  3. Processing Donations – When the product arrives in-house, we check quality and begin offering those products to our 4,000 partner health facilities. We share those proposals with the international partners to ensure they want and can use everything listed. Americares ships products only after recipient health care partners have reviewed every individual item, dosage, formulation and quantity to ensure appropriateness for their facilities and patients. Our U.S. partners and Medical Outreach partners order directly through online portals.
  4. Shipping – Once international partners approve an order, we send it to our Logistics Team, which books a carrier to move the shipment for us. The order is then sent to our distribution center to pick and pack. Based on the destination country and how we ship it for the partner, Logistics completes all sorts of paperwork to ensure it meets customs requirements. There are a lot of pieces, and everybody works together.

Americares handles over $1 billion in donated medicine and medical supplies. What makes us uniquely qualified to provide international medical relief? 

KN: Our supply chain is one of our greatest strengths because we’ve built it over 40 years, maintaining relationships with shippers and airlines across the world.
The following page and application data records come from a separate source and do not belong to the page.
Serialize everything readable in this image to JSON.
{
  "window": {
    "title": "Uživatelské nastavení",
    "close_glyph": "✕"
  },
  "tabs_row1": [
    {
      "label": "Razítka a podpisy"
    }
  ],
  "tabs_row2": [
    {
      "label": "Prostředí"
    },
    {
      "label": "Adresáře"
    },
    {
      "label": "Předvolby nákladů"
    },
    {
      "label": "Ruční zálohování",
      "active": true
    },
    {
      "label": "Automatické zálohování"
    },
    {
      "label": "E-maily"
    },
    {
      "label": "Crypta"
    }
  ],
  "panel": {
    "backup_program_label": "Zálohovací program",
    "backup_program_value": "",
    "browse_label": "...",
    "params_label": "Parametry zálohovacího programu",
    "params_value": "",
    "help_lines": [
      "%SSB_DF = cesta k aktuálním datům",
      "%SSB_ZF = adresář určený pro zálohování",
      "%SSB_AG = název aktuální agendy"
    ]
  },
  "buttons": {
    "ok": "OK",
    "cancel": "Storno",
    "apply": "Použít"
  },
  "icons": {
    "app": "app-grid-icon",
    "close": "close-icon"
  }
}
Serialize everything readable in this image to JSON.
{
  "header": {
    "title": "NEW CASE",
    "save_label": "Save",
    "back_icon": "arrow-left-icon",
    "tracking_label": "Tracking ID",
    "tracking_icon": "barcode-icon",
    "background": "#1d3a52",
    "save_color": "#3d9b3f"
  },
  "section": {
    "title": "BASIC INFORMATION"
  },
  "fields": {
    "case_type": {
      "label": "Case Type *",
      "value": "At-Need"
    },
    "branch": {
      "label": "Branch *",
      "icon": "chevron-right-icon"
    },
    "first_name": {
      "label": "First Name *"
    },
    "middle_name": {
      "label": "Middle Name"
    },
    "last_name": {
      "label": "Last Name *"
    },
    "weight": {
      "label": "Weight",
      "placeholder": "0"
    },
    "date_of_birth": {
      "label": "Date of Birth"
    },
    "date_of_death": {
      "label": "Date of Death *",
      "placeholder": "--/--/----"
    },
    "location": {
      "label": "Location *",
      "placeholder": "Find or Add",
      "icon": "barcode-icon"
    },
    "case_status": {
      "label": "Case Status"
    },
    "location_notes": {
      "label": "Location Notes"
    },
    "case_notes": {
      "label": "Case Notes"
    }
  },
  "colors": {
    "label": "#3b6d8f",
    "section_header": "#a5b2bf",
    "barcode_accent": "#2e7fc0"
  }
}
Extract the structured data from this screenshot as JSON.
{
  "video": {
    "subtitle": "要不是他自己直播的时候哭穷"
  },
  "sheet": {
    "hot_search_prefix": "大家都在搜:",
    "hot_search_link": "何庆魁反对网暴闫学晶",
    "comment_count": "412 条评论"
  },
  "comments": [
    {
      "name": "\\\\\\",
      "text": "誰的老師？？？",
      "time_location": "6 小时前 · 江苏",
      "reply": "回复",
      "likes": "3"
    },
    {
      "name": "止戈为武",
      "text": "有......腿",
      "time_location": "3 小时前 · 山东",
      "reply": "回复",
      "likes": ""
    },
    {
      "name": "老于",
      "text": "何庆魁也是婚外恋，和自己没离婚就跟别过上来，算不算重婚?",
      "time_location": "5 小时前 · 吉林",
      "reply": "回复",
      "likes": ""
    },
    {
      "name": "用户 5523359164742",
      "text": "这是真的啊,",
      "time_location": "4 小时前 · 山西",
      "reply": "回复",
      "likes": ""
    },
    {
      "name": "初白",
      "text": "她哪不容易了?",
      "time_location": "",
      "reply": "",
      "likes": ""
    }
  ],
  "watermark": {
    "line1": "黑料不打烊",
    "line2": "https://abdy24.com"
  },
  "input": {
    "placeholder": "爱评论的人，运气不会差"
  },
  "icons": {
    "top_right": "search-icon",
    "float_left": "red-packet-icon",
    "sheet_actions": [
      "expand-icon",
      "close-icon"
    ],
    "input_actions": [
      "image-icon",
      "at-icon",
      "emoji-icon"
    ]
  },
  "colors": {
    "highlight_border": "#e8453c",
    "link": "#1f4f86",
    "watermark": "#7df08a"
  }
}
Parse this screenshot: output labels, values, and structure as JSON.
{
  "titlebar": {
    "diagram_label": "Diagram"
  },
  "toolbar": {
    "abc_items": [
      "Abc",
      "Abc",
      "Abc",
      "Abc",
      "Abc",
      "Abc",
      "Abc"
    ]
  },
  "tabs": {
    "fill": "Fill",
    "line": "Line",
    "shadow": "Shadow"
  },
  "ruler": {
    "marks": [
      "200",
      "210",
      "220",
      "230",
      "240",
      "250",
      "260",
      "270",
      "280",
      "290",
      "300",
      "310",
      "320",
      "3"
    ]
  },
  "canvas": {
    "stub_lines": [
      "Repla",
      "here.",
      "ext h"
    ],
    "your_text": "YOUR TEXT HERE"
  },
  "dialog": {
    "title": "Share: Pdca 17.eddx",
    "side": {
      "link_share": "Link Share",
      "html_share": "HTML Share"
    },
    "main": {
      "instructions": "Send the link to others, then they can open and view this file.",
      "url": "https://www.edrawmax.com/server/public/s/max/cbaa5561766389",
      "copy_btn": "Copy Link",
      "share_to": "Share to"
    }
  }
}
It’s at the core of our commitment to medicine security. And it’s essential to our work because supply chain allows us to provide medicine security for thousands of people. We have very disciplined processes that we follow and we hold ourselves to very high standards. At the same time, we’re sending shipments across the country and world – every route and destination country has its own requirements. The team is very flexible while adhering to strict standards and that enables us to process the volume that we do—about 8,000 shipments annually for health centers serving people who have little or no access to quality health care. Our staff is figuring out how to make things happen in a difficult and ever-changing environment. And the team is dedicated to meeting this challenge every day – saving lives and improving health for millions of people affected by poverty, disaster and inequity every year.

Ellen and her husband Richard with their 5-month old daughter in Ghana.
At the other end of our supply chain are the families who depend on it. Ellen and her husband Richard have 3 kids: her baby is much stronger than her older siblings were. She just turned 5 months but she is already sitting. Family portrait in Ghana Tuesday, Feb. 16, 2021. (Photo/Nana Kofi Acquah)

Learn more about Americares emergency response to COVID-19.